catawbiense Michx. symbol: RHCA8
Leaf: Alternate (appears whorled at the ends of branches), evergreen, simple, pinnately veined, entire, elliptical, 3 to 6 inches long, dark green above, light green to whitish below.
Flower: Showy, deep pinkish-purple, funnel shaped, occurring in large (5 or more inches across) round clusters, appearing in late spring.
Fruit: Many tiny seeds borne in a long stemmed, red-brown, 5-parted capsule, 1/2 inch long, maturing in fall.
Twig: Stout, smooth or slightly pubescent, yellowish green, vegetative buds small, flower buds are large and egg-shaped.
Bark: Thin, light grayish brown, becoming finely scaly with age.
Form: A large shrub, 6 to 10 feet in height, equal spread, heavy dense foliage to the ground, becomes more open with age.
Looks like: great rhododendron
Additional Range Information: Rhododendron catawbiense is native to North America. Range may be expanded by planting.
External Links: USDA Plants Database

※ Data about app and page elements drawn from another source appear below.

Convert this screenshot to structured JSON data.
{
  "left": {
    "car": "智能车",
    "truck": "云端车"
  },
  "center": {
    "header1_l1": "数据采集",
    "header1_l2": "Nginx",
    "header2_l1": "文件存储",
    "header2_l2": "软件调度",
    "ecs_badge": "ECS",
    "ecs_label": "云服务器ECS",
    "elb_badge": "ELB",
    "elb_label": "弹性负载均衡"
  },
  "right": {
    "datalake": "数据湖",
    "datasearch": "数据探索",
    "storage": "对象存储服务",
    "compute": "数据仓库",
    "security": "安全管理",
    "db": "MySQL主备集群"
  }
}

All material © 2018 Virginia Tech Dept. of Forest Resources and Environmental Conservation; Photos and text by: John Seiler, Edward Jensen, Alex Niemiera, and John Peterson; Silvics reprinted from Ag Handbook 654; range maps courtesy USGS from USDA "Atlas of United States Trees" by Elbert L. Little, Jr., Vol. 1 (1971) 3 (1976) 4 (1977) 5 (1978)